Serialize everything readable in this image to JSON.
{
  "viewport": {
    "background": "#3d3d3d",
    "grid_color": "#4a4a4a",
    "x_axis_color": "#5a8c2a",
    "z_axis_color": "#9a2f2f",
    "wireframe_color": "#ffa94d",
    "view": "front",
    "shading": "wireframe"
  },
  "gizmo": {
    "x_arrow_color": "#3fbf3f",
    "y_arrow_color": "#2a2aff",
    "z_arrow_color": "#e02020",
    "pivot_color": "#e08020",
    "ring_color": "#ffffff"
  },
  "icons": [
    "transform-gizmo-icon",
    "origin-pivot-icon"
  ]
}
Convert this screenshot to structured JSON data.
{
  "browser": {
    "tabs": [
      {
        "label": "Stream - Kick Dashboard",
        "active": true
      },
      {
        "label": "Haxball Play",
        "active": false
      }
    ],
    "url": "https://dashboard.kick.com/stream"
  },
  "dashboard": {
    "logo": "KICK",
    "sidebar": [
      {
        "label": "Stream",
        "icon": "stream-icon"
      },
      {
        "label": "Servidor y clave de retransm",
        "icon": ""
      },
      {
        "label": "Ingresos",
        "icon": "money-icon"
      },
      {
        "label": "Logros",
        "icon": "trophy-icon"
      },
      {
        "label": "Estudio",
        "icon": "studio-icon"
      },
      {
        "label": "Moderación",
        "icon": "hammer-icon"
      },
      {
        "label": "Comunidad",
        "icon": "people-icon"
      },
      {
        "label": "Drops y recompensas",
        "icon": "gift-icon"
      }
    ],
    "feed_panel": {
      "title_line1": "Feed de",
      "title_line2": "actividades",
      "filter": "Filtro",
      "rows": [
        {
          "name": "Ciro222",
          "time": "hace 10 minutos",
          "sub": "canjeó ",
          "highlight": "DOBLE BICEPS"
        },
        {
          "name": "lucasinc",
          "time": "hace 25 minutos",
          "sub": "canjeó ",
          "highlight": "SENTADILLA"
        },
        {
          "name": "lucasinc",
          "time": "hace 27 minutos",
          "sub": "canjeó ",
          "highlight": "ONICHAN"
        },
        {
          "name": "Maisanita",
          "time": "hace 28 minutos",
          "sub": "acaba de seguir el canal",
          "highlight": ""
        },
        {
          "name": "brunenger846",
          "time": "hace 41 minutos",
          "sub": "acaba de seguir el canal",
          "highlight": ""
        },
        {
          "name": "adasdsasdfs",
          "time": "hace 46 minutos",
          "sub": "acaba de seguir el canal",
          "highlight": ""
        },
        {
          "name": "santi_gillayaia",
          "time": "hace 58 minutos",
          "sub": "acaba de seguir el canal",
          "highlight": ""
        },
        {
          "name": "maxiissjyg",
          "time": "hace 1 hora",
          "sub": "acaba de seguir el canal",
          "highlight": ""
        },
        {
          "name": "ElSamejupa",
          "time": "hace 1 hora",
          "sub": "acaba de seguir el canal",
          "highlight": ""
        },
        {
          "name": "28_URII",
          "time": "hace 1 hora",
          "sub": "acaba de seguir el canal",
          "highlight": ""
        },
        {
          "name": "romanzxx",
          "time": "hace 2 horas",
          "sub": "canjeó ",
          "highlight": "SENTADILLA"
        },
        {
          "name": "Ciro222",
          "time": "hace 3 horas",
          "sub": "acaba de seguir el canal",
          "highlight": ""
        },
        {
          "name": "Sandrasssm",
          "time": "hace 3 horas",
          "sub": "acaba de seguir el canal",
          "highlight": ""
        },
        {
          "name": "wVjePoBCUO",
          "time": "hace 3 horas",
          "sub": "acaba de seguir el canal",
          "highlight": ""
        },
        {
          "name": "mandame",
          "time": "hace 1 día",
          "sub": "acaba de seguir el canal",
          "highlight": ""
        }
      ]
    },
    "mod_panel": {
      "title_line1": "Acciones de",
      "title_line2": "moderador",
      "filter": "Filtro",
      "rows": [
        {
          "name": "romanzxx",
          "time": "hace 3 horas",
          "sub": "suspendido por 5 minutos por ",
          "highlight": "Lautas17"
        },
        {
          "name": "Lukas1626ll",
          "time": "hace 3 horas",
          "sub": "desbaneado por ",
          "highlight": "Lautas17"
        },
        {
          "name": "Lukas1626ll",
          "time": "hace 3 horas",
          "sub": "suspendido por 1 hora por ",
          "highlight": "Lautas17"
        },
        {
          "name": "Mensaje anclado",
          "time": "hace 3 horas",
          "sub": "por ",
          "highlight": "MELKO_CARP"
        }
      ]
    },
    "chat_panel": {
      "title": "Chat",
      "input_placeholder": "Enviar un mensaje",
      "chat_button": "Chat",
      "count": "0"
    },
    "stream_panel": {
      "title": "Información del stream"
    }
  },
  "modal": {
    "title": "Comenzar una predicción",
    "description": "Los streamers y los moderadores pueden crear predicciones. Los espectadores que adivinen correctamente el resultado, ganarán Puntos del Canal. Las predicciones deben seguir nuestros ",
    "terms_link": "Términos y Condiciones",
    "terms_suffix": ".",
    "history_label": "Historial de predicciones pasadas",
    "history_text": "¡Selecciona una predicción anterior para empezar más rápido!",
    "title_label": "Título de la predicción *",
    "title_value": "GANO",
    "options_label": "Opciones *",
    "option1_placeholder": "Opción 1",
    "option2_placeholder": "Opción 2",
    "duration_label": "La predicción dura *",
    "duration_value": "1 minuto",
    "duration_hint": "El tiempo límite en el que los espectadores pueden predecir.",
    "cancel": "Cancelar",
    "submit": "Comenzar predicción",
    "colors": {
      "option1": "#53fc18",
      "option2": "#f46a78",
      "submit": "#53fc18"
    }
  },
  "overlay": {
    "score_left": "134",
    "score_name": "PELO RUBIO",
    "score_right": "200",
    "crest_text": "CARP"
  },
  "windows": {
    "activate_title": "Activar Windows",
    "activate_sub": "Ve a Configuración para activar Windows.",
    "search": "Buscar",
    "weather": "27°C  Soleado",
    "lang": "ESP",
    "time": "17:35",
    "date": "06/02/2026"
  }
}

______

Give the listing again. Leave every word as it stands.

Serialize everything readable in this image to JSON.
{
  "viewport": {
    "background": "#3d3d3d",
    "grid_color": "#4a4a4a",
    "x_axis_color": "#5a8c2a",
    "z_axis_color": "#9a2f2f",
    "wireframe_color": "#ffa94d",
    "view": "front",
    "shading": "wireframe"
  },
  "gizmo": {
    "x_arrow_color": "#3fbf3f",
    "y_arrow_color": "#2a2aff",
    "z_arrow_color": "#e02020",
    "pivot_color": "#e08020",
    "ring_color": "#ffffff"
  },
  "icons": [
    "transform-gizmo-icon",
    "origin-pivot-icon"
  ]
}
Convert this screenshot to structured JSON data.
{
  "browser": {
    "tabs": [
      {
        "label": "Stream - Kick Dashboard",
        "active": true
      },
      {
        "label": "Haxball Play",
        "active": false
      }
    ],
    "url": "https://dashboard.kick.com/stream"
  },
  "dashboard": {
    "logo": "KICK",
    "sidebar": [
      {
        "label": "Stream",
        "icon": "stream-icon"
      },
      {
        "label": "Servidor y clave de retransm",
        "icon": ""
      },
      {
        "label": "Ingresos",
        "icon": "money-icon"
      },
      {
        "label": "Logros",
        "icon": "trophy-icon"
      },
      {
        "label": "Estudio",
        "icon": "studio-icon"
      },
      {
        "label": "Moderación",
        "icon": "hammer-icon"
      },
      {
        "label": "Comunidad",
        "icon": "people-icon"
      },
      {
        "label": "Drops y recompensas",
        "icon": "gift-icon"
      }
    ],
    "feed_panel": {
      "title_line1": "Feed de",
      "title_line2": "actividades",
      "filter": "Filtro",
      "rows": [
        {
          "name": "Ciro222",
          "time": "hace 10 minutos",
          "sub": "canjeó ",
          "highlight": "DOBLE BICEPS"
        },
        {
          "name": "lucasinc",
          "time": "hace 25 minutos",
          "sub": "canjeó ",
          "highlight": "SENTADILLA"
        },
        {
          "name": "lucasinc",
          "time": "hace 27 minutos",
          "sub": "canjeó ",
          "highlight": "ONICHAN"
        },
        {
          "name": "Maisanita",
          "time": "hace 28 minutos",
          "sub": "acaba de seguir el canal",
          "highlight": ""
        },
        {
          "name": "brunenger846",
          "time": "hace 41 minutos",
          "sub": "acaba de seguir el canal",
          "highlight": ""
        },
        {
          "name": "adasdsasdfs",
          "time": "hace 46 minutos",
          "sub": "acaba de seguir el canal",
          "highlight": ""
        },
        {
          "name": "santi_gillayaia",
          "time": "hace 58 minutos",
          "sub": "acaba de seguir el canal",
          "highlight": ""
        },
        {
          "name": "maxiissjyg",
          "time": "hace 1 hora",
          "sub": "acaba de seguir el canal",
          "highlight": ""
        },
        {
          "name": "ElSamejupa",
          "time": "hace 1 hora",
          "sub": "acaba de seguir el canal",
          "highlight": ""
        },
        {
          "name": "28_URII",
          "time": "hace 1 hora",
          "sub": "acaba de seguir el canal",
          "highlight": ""
        },
        {
          "name": "romanzxx",
          "time": "hace 2 horas",
          "sub": "canjeó ",
          "highlight": "SENTADILLA"
        },
        {
          "name": "Ciro222",
          "time": "hace 3 horas",
          "sub": "acaba de seguir el canal",
          "highlight": ""
        },
        {
          "name": "Sandrasssm",
          "time": "hace 3 horas",
          "sub": "acaba de seguir el canal",
          "highlight": ""
        },
        {
          "name": "wVjePoBCUO",
          "time": "hace 3 horas",
          "sub": "acaba de seguir el canal",
          "highlight": ""
        },
        {
          "name": "mandame",
          "time": "hace 1 día",
          "sub": "acaba de seguir el canal",
          "highlight": ""
        }
      ]
    },
    "mod_panel": {
      "title_line1": "Acciones de",
      "title_line2": "moderador",
      "filter": "Filtro",
      "rows": [
        {
          "name": "romanzxx",
          "time": "hace 3 horas",
          "sub": "suspendido por 5 minutos por ",
          "highlight": "Lautas17"
        },
        {
          "name": "Lukas1626ll",
          "time": "hace 3 horas",
          "sub": "desbaneado por ",
          "highlight": "Lautas17"
        },
        {
          "name": "Lukas1626ll",
          "time": "hace 3 horas",
          "sub": "suspendido por 1 hora por ",
          "highlight": "Lautas17"
        },
        {
          "name": "Mensaje anclado",
          "time": "hace 3 horas",
          "sub": "por ",
          "highlight": "MELKO_CARP"
        }
      ]
    },
    "chat_panel": {
      "title": "Chat",
      "input_placeholder": "Enviar un mensaje",
      "chat_button": "Chat",
      "count": "0"
    },
    "stream_panel": {
      "title": "Información del stream"
    }
  },
  "modal": {
    "title": "Comenzar una predicción",
    "description": "Los streamers y los moderadores pueden crear predicciones. Los espectadores que adivinen correctamente el resultado, ganarán Puntos del Canal. Las predicciones deben seguir nuestros ",
    "terms_link": "Términos y Condiciones",
    "terms_suffix": ".",
    "history_label": "Historial de predicciones pasadas",
    "history_text": "¡Selecciona una predicción anterior para empezar más rápido!",
    "title_label": "Título de la predicción *",
    "title_value": "GANO",
    "options_label": "Opciones *",
    "option1_placeholder": "Opción 1",
    "option2_placeholder": "Opción 2",
    "duration_label": "La predicción dura *",
    "duration_value": "1 minuto",
    "duration_hint": "El tiempo límite en el que los espectadores pueden predecir.",
    "cancel": "Cancelar",
    "submit": "Comenzar predicción",
    "colors": {
      "option1": "#53fc18",
      "option2": "#f46a78",
      "submit": "#53fc18"
    }
  },
  "overlay": {
    "score_left": "134",
    "score_name": "PELO RUBIO",
    "score_right": "200",
    "crest_text": "CARP"
  },
  "windows": {
    "activate_title": "Activar Windows",
    "activate_sub": "Ve a Configuración para activar Windows.",
    "search": "Buscar",
    "weather": "27°C  Soleado",
    "lang": "ESP",
    "time": "17:35",
    "date": "06/02/2026"
  }
}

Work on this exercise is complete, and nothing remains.